KB Work related surprises irritate me, though they rarely occur. Any problem can be solved or a solution offered when one is aware of the problem from the beginning.
One skill you would still like to learn.
KB Brilliance in Math.
One natural ability you are blessed with.
KB I believe I am a good listener and can provide comfort to people just by listening to what they have to say. I frequently hear this about myself and it is probably because I genuinely give my unwavering attention and time to people. Empathy and compassion seem to be dying traits. A lot of times you can solve problems just by listening with care and providing words of comfort.
Are there any tough decisions that you had to make against your desire at work place?
KB There are so many of them, cases where I had to take a decision because it was the need of the business but against my personal desire and this is even more difficult. I have had the toughest arguments in such situations but as a professional have always taken decisions which are in the best interests of the organization and the other party.
Tell us about your first job experience and learning from that.
KB My first job was with Bata where I joined as a Company Secretary (management trainee). When I look back now, it was exciting and enriching to see and learn how factories are managed. To be a part of a venture which caters to the needs of the entire country was a challenging and overwhelming experience. The company in those times was managed with a British style of operations characterized by meticulous division of work. I still remember the passion of the factory manager in ensuring that every stitch, fabric and sole of the shoes are in perfect condition. This was my first learning - If you're passionate about your job and love what you do, work becomes so much more exciting and interesting even if it is a task as simple as sorting of shoe laces.
How can HR acquire center stage in business environment?
KB There has been a massive transition in HR in the last few decades, moving from mere paper pushers to becoming strategic partners. HR is the business guiding pillar, managing large workforces and being core contributors to the financial decisions of the company. Across industries, it is the people who make the difference and in the IT sector people become all the more critical. The HR horizon has changed considerably. Merely competent functional/technical leaders will not make you successful unless you choose a track of being experts. Individual contributors too need to shape their people management skills for holistic development. Our department is responsible to up-skill the workforce, get the best talent and retain them without which organizations will not be in a position to succeed.
Do you think HR is ready to take a leap in the present business environment full of uncertainties and turbulence where technology, analytics and robotics are taking over people processes and systems?

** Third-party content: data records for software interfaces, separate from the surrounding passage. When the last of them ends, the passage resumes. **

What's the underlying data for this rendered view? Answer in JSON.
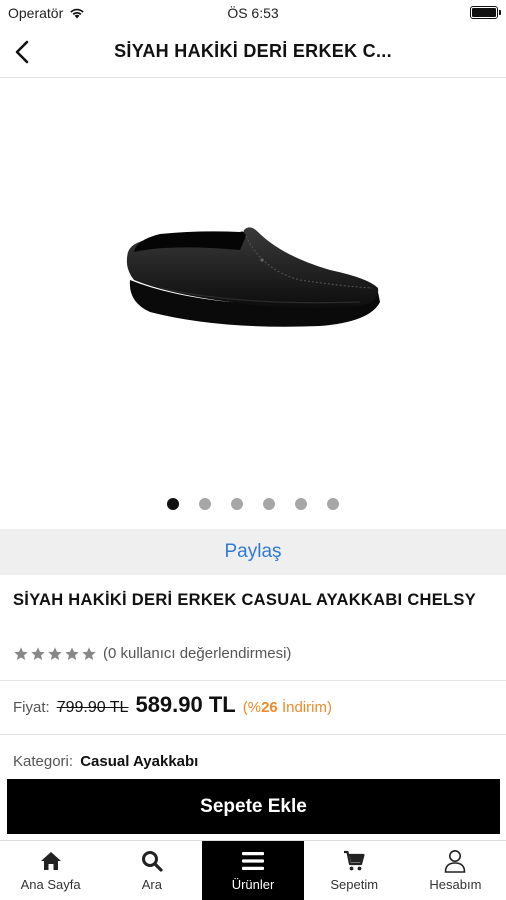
{
  "status_bar": {
    "carrier": "Operatör",
    "time": "ÖS 6:53"
  },
  "header": {
    "title": "SİYAH HAKİKİ DERİ ERKEK C..."
  },
  "gallery": {
    "image_count": 6,
    "active_index": 0
  },
  "share_label": "Paylaş",
  "product": {
    "title": "SİYAH HAKİKİ DERİ ERKEK CASUAL AYAKKABI CHELSY",
    "rating_stars": 0,
    "rating_text": "(0 kullanıcı değerlendirmesi)",
    "price_label": "Fiyat:",
    "old_price": "799.90 TL",
    "new_price": "589.90 TL",
    "discount_prefix": "(%",
    "discount_value": "26",
    "discount_suffix": "İndirim)",
    "category_label": "Kategori:",
    "category_value": "Casual Ayakkabı"
  },
  "add_to_cart_label": "Sepete Ekle",
  "tabs": [
    {
      "label": "Ana Sayfa",
      "icon": "home-icon"
    },
    {
      "label": "Ara",
      "icon": "search-icon"
    },
    {
      "label": "Ürünler",
      "icon": "menu-icon"
    },
    {
      "label": "Sepetim",
      "icon": "cart-icon"
    },
    {
      "label": "Hesabım",
      "icon": "user-icon"
    }
  ],
  "active_tab": 2,
  "colors": {
    "accent_link": "#2f7bd6",
    "discount": "#f08a2b",
    "primary_button": "#000000"
  }
}
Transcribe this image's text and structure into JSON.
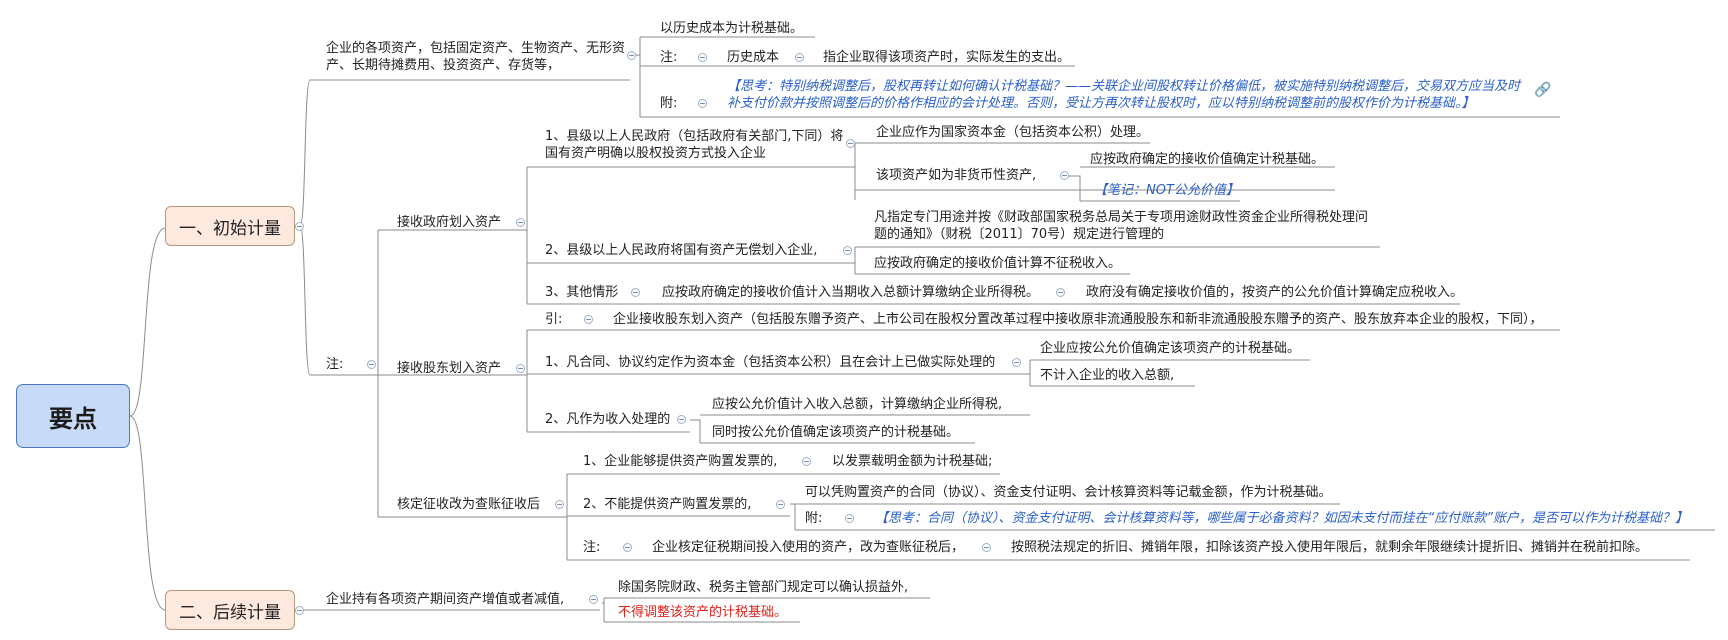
{
  "root": "要点",
  "b1": {
    "label": "一、初始计量",
    "assets": "企业的各项资产，包括固定资产、生物资产、无形资产、长期待摊费用、投资资产、存货等，",
    "basis": "以历史成本为计税基础。",
    "note_label": "注:",
    "hist_cost": "历史成本",
    "hist_cost_def": "指企业取得该项资产时，实际发生的支出。",
    "attach_label": "附:",
    "attach_text": "【思考：特别纳税调整后，股权再转让如何确认计税基础？——关联企业间股权转让价格偏低，被实施特别纳税调整后，交易双方应当及时补支付价款并按照调整后的价格作相应的会计处理。否则，受让方再次转让股权时，应以特别纳税调整前的股权作价为计税基础。】",
    "zhu": "注:",
    "gov": {
      "label": "接收政府划入资产",
      "c1": "1、县级以上人民政府（包括政府有关部门,下同）将国有资产明确以股权投资方式投入企业",
      "c1a": "企业应作为国家资本金（包括资本公积）处理。",
      "c1b": "该项资产如为非货币性资产,",
      "c1b1": "应按政府确定的接收价值确定计税基础。",
      "c1b2": "【笔记：NOT公允价值】",
      "c2": "2、县级以上人民政府将国有资产无偿划入企业,",
      "c2a": "凡指定专门用途并按《财政部国家税务总局关于专项用途财政性资金企业所得税处理问题的通知》（财税〔2011〕70号）规定进行管理的",
      "c2b": "应按政府确定的接收价值计算不征税收入。",
      "c3": "3、其他情形",
      "c3a": "应按政府确定的接收价值计入当期收入总额计算缴纳企业所得税。",
      "c3b": "政府没有确定接收价值的，按资产的公允价值计算确定应税收入。"
    },
    "sh": {
      "label": "接收股东划入资产",
      "yin": "引:",
      "yin_text": "企业接收股东划入资产（包括股东赠予资产、上市公司在股权分置改革过程中接收原非流通股股东和新非流通股股东赠予的资产、股东放弃本企业的股权，下同），",
      "c1": "1、凡合同、协议约定作为资本金（包括资本公积）且在会计上已做实际处理的",
      "c1a": "企业应按公允价值确定该项资产的计税基础。",
      "c1b": "不计入企业的收入总额,",
      "c2": "2、凡作为收入处理的",
      "c2a": "应按公允价值计入收入总额，计算缴纳企业所得税,",
      "c2b": "同时按公允价值确定该项资产的计税基础。"
    },
    "hd": {
      "label": "核定征收改为查账征收后",
      "c1": "1、企业能够提供资产购置发票的,",
      "c1a": "以发票载明金额为计税基础;",
      "c2": "2、不能提供资产购置发票的,",
      "c2a": "可以凭购置资产的合同（协议）、资金支付证明、会计核算资料等记载金额，作为计税基础。",
      "c2b_label": "附:",
      "c2b_text": "【思考：合同（协议）、资金支付证明、会计核算资料等，哪些属于必备资料？如因未支付而挂在“应付账款”账户，是否可以作为计税基础？】",
      "zhu": "注:",
      "zhu_a": "企业核定征税期间投入使用的资产，改为查账征税后，",
      "zhu_b": "按照税法规定的折旧、摊销年限，扣除该资产投入使用年限后，就剩余年限继续计提折旧、摊销并在税前扣除。"
    }
  },
  "b2": {
    "label": "二、后续计量",
    "c": "企业持有各项资产期间资产增值或者减值,",
    "c1": "除国务院财政、税务主管部门规定可以确认损益外,",
    "c2": "不得调整该资产的计税基础。"
  },
  "colors": {
    "line": "#8b8b8b",
    "blue": "#2a5fc9",
    "red": "#e0201a",
    "root_fill": "#c7daf7",
    "main_fill": "#fde9dd"
  },
  "icons": {
    "link": "link-icon",
    "toggle": "collapse-icon"
  }
}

KB Technology, analytics and robotics are fast gaining importance and certainly they have made processes easier and less people dependent. However, no technology can take over the emotions associated with people which are inherently present. In fact it is my fear that if every investment on human capital is linked with ROI overlooking the EQ of this primary resource, the day is not far when everything is managed by robots and we have a workforce just to manage these entities without emotions. What we can do instead is to take the help of analytics and big data to become better HR managers. Technology can advise us on better decision making and faster processes but it would be unjust to completely right off the importance of people around processes and systems. The question is what we visualize our world to be, a world full of robots or a rightful mix of humans. I hope for a world where robots do the mundane and routine tasks thereby enabling talented and skilled people to bring about a revolution in the world of technology, science, art and literature.